June, 2009

For one weekend at the start of the summer, Healing the Hood takes over an intersection on Ridgeway Avenue in Little Village, a hub of the Latino community on Chicago's southwest side, and fills it with a community service street fair, games, food, and a stage for cultural and anti-violence focused performances.  The location is no accident; Ridgeway is an infamous boundary line in the community, dividing Little Village into east and west sides, and is a regular site of gang violence – making street life for residents more ominous than enticing.  As Michael Rodriguez, the lead organizer of Healing the Hood, notes, the intersection where the event was held this year is in the heart of the Chicago Police Department's Beat 1031, which saw the most shootings of any beat in the city in May 2009.

Brendan Crain

Rodriguez works for Enlace, formerly known as the Little Village Community Development Corporation, which was one of the key players in starting Healing the Hood four years ago.  The event is part of Enlace's efforts to engage the community and prevent kids from getting involved with the gangs that have torn the neighborhood apart.  "Healing the Hood is part of a comprehensive effort to bring people together," he notes.  "It's not where we start, and it's not where we end."

Indeed, Enlace (which is the Spanish word for "embrace”) is one of several organizations that come together to make Healing the Hood happen.  The list of organizing groups also includes the Rauner YMCA’s Street Interventions program, the Violence Preventive Collaborative, La Villita Church, and B-Ball on the Block, among others.

In fact, Healing the Hood serves as the kickoff for B-Ball on the Block’s summer basketball tournament series, which stages weekly games in the streets of Little Village and Lawndale to the north.  B-Ball organizer Robert Castaneda describes Healing the Hood as "a great way to start the summer by acknowledging that there's a problem in the 'hood, while getting people to see there are people in the community trying to do something about it."  B-Ball games, which are so popular that Castaneda actually receives requests from some groups to shut down their blocks to host games, offer kids a reason to cross lines that gangs have made them afraid to cross -- and provides a safe environment for them to do so.  "Kids from one side of the neighborhood come to the other and realize, 'Hey, this is just like my neighborhood," Castaneda explains.

Brendan Crain
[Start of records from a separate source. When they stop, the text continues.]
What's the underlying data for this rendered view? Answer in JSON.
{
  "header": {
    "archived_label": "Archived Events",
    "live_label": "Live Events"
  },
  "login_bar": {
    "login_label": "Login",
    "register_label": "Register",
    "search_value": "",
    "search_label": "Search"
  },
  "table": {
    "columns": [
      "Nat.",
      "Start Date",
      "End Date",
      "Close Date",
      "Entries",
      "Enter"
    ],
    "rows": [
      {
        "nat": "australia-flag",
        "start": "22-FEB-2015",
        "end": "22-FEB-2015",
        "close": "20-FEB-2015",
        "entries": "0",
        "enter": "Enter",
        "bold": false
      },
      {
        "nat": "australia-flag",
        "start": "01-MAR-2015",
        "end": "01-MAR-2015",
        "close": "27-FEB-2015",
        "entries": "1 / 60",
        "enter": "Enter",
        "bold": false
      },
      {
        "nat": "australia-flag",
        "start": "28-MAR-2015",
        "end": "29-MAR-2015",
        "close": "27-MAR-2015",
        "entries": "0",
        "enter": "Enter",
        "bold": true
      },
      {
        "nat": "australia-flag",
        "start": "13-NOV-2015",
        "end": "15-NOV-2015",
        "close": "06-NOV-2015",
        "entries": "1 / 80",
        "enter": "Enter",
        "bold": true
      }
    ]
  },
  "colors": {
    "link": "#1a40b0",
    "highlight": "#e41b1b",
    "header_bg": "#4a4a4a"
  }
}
While it only happens once a year, Healing the Hood provides that same opportunity not just for kids, but for everyone in Little Village.  This year's festival featured a community services fair featuring local nonprofit groups that filled almost a third of the event area; many of the organizations that set up tables worked with Enlace and B-Ball on the Block to organize the event.  Diana Cadalbert runs the children's programs for La Villita Church; listening to her describe how her congregation became involved with organizing the first Healing the Hood event, it becomes clear that this festival is about much more than the immediate space in which it takes place.  "A lot of people in the different groups involved knew each other before Healing the Hood.  There were members of our church on the boards of Enlace, B-Ball on the Block...we all care about the neighborhood, and recognize that it's much more effective [to work] together."

At its core, Healing the Hood is about bringing people together in a shared public space, and showing residents from both sides of a neighborhood divided by crime that there is a community around them.  It is a symbolic event by, for and about the community.  The message the event sends is clear: Little Village is a place defined not by gang violence, its organizers insist, but by a growing group of involved and informed neighbors.  And they're taking back their streets.